WHAT IS EXPECTED:
Say how many lines in the following data hold the word "guide". Write nothing but that number.
THE DATA START
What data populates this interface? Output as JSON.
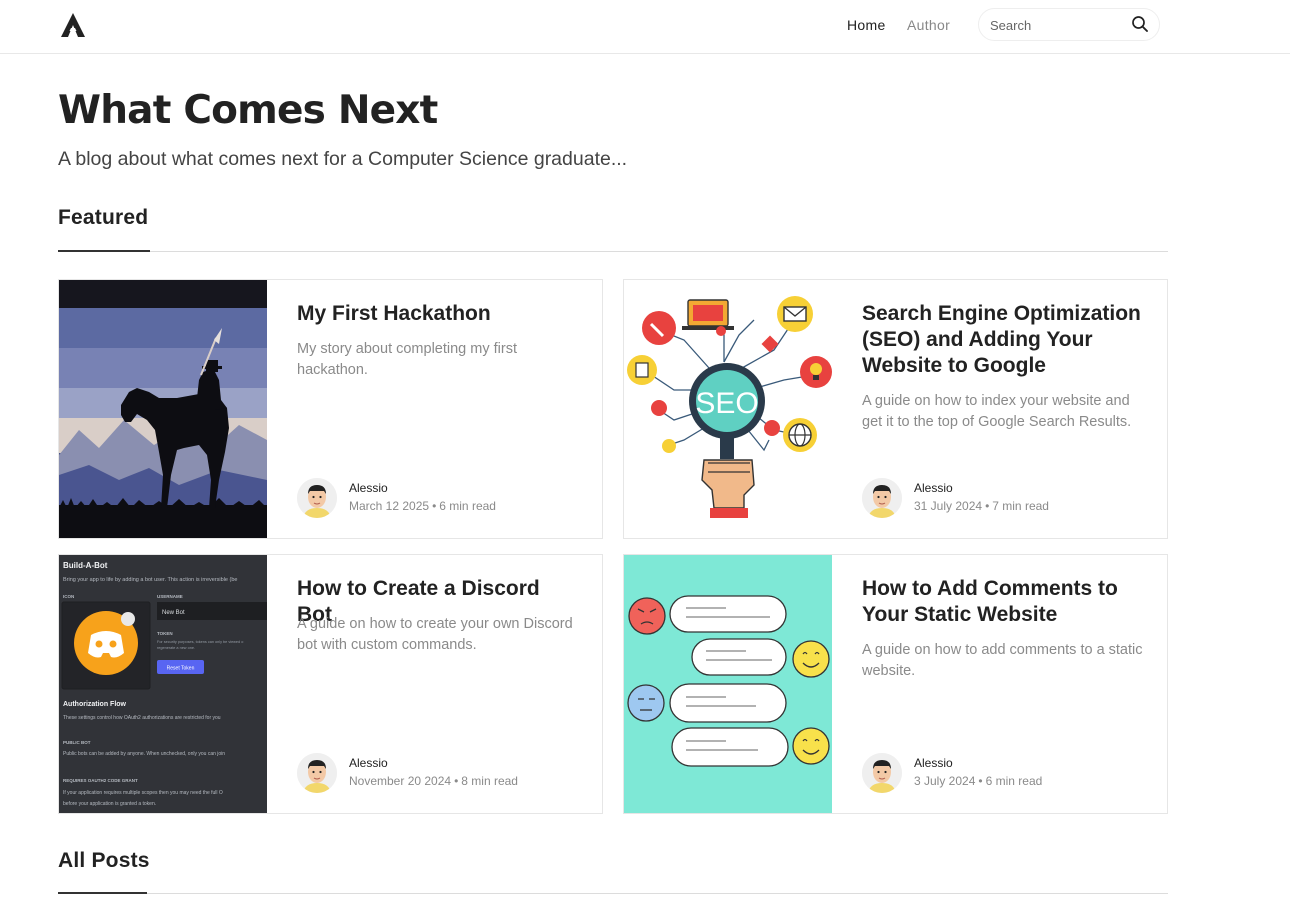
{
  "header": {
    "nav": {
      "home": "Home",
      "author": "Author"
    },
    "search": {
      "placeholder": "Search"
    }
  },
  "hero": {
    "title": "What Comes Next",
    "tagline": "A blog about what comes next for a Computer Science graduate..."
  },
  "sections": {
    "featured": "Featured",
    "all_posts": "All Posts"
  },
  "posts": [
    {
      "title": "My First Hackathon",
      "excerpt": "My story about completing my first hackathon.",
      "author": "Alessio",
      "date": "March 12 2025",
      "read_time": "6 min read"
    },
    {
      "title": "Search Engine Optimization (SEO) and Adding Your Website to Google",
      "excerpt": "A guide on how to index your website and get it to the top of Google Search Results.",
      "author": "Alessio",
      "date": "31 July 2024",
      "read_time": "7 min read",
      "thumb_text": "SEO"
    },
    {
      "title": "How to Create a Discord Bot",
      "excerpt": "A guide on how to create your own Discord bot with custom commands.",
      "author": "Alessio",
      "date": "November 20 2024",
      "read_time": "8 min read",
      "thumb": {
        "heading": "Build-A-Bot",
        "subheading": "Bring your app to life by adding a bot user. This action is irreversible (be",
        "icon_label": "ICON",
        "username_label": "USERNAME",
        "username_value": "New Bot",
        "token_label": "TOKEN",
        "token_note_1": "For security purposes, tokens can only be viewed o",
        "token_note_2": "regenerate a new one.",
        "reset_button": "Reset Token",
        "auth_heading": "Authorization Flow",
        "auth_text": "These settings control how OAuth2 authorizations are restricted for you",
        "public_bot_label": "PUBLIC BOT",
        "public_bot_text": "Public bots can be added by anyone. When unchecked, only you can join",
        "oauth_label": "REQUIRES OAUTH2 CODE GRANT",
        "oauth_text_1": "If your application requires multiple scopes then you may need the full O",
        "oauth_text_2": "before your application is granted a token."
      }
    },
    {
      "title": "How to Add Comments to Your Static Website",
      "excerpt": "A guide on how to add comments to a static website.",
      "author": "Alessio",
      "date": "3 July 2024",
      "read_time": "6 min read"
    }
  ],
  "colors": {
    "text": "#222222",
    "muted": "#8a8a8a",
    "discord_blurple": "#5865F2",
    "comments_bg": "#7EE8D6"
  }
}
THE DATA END
ANSWER:
3